I once earned two shillings and sixpence for winning a One Mile race during half-time in a football match at Telford Town. This was about fifty years ago, thus in the bad old days of amateurism; so I must emphasise that the cash was for expenses only! In modern money, that would be twelve and half UK pence or a bit less than 20 euro or US cents.
I relate the tale of this pathetic pittance merely to underline that I have no problem whatsoever with athletes getting paid, which they do even in a World Championships – $60,000 for first place, $30,000 for second, $20,000 for third, down to $4000 for eighth, since you ask. But seeing Usain Bolt, ultimately bronze medallist, and Christian Coleman, eventually silver medallist behind his US colleague Justin Gatlin lining up for the 100 metres semi-final on Saturday night afforded a spasm of amusement in that here was a match that Diamond League promoters would pay upwards of half a million dollars to stage. And the guys were doing it for nothing.
It reminded me of one of the first occasions I came across such a match in modern times. It was at the inaugural World Championships in Helsinki 1983; and it was the heyday of the Seb Coe, Steve Ovett, Steve Cram middle distance era, when the trio made a virtue of avoiding one another as best they could, except of course outside championships, whether Olympics, Europeans or the newly instituted World Champs.
Accordingly, a match that European promoters would have paid big bucks to arrange, Ovett v Cram (Coe was injured that year) was thrown up in the semi-finals of the 1500 metres in Helsinki. Again the dudes were doing it for nothing, as they also did in the final (won by Cram) a couple of days later; since this was the decade during which the sport was edging laboriously towards open payment (since, as you know there had long been clandestine payments).

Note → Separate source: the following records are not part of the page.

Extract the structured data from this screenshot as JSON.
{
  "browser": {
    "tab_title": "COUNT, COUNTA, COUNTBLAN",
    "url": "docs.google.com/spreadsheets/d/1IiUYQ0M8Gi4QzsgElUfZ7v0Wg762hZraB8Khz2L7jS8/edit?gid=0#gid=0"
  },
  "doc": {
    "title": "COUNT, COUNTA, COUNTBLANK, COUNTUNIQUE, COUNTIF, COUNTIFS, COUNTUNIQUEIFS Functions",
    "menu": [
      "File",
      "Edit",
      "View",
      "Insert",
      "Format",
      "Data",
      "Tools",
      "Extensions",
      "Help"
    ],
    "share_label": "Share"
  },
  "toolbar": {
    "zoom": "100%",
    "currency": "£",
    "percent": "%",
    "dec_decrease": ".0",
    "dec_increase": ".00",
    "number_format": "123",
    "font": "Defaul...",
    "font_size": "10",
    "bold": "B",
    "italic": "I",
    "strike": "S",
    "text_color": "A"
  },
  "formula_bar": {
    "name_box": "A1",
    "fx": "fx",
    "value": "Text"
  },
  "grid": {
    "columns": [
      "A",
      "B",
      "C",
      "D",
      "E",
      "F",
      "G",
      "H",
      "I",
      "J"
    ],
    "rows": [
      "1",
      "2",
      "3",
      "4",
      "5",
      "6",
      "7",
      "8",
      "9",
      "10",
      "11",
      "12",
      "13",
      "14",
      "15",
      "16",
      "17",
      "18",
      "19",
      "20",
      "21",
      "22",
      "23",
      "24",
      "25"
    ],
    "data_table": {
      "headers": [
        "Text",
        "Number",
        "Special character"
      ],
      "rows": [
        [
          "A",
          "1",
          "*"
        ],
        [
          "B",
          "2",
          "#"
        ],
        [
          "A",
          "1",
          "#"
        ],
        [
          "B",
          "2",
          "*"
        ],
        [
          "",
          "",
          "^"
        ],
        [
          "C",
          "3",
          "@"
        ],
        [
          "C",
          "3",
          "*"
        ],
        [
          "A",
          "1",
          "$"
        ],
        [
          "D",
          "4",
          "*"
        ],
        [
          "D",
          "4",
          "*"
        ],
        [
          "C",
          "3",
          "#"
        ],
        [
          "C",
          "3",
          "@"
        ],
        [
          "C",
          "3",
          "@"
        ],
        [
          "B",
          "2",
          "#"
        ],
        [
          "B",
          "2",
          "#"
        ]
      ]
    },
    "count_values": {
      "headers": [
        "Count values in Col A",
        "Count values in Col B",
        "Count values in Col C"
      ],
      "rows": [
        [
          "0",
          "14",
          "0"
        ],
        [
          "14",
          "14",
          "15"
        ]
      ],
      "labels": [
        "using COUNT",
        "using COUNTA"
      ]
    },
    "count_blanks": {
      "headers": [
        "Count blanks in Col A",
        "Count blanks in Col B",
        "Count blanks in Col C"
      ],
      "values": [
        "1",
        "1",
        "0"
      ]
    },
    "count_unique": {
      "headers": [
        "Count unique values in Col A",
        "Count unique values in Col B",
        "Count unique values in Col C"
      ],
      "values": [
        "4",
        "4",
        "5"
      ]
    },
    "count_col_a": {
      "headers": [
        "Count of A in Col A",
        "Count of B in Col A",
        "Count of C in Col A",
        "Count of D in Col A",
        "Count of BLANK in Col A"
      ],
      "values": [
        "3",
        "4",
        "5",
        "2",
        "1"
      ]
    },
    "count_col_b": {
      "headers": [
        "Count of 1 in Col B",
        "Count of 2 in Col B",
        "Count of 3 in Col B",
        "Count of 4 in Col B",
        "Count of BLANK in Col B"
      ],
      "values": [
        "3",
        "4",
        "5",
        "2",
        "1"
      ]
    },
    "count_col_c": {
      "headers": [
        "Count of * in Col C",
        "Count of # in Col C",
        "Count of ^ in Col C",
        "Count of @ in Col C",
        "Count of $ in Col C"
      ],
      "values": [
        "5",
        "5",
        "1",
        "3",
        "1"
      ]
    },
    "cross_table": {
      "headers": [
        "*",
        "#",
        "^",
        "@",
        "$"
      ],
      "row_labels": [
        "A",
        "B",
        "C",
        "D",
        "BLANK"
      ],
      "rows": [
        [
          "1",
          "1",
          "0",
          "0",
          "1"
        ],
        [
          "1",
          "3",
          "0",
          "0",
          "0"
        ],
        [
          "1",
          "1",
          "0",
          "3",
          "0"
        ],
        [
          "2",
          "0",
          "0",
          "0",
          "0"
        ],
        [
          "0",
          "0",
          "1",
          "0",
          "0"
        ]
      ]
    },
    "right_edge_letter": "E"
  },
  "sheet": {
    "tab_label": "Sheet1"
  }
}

Track runners, including even Mister Millions Usain Bolt can afford to accept less than on the circuit, because the World Championships are the showcase that their shoe and clothing sponsors demand they appear at; and success is going to reap them not only huge publicity but also bonuses from said companies anyway, more than making up for any shortfall when comparing them to market rates on the circuit.
All of which brings me circuitously to Marathon Day at the IAAF World Championships in London. The same rules do not quite apply, simply because the big city marathon promoters pay stratospheric fees; which is why you do not see too many of the marathon stars in the World Champs marathons anymore.
The Berlin Marathon late next month already has the mouth-watering match of former world record holder Wilson Kipsang and his Kenyan colleague, Olympic champion Eliud Kipchoge, who came agonisingly close to two hours in an ultra-stage-managed demonstration run, organised by his sponsor on a sheltered motor racing circuit three months ago. And I understand that there is even a possibility that they will be joined by last year’s winner, multiple Olympic and world championships winner and world record holder, Kenenisa Bekele of Ethiopia. They are partly attracted by the world record course in Berlin, so are prepared to accept less than in a London, New York or Boston Marathon. Since a world record reward would more than compensate. And to give you an idea of the sort of fees on offer, rumour reaches me that Mo Farah has, for example turned down $200,000 to race the Frankfurt Marathon in October, the implication being that it wasn’t enough.
Which is not to demean the medallists in the marathons yesterday. They have got form, Men’s gold medallist in 2.08.27, Geoffrey Kirui of Kenya won Boston this year; the second placer in 2.09.49, Tamirat Tola of Ethiopia won Dubai; and bronze medallist in 2.09.51, Alphonce Simbu of Tanzania was fifth in last year’s Olympics. But Britain’s Callum Hawkins who recorded a personal best 2.10.17 for a hugely meritorious fourth place is representative of the type of runner who will benefit enormously. Because the event nowadays is primarily for second rank or emerging marathoners who want to make their mark.
The women’s race featured an even more illustrious representative, given that Edna Kiplagat of Kenya has twice won this event before and has also won the London Marathon. It looked briefly with less than five kilometres to run on Sunday afternoon that Kiplagat would make it an unprecedented hat-trick. But her former colleague Rose Chelimo, now running for Bahrein had paced herself perfectly, and ran on to victory in 2.27.11. That time was illustrative of a sedate early pace of which 38 year old Briton Alyson Dixon took full advantage. Dixon enjoyed a lead of up to half a minute for over an hour, treating herself and the crowds lining central London.
Reality struck in the closing stages when the East Africans, tracked by Amy Cragg of the USA took over. Dixon eventually finished 18th, but still exultant. Kiplagat narrowly added silver to her two golds, in 2.27.18, with Cragg an overjoyed bronze medallist, on the same time.
The financial bottom line is that all of these runners will have increased their appearance money on the big-city marathon circuit; and Amy Cragg excepted, the marathoning bottom line is that East Africa still rules – OK?
(photos: Getty Images for the IAAF)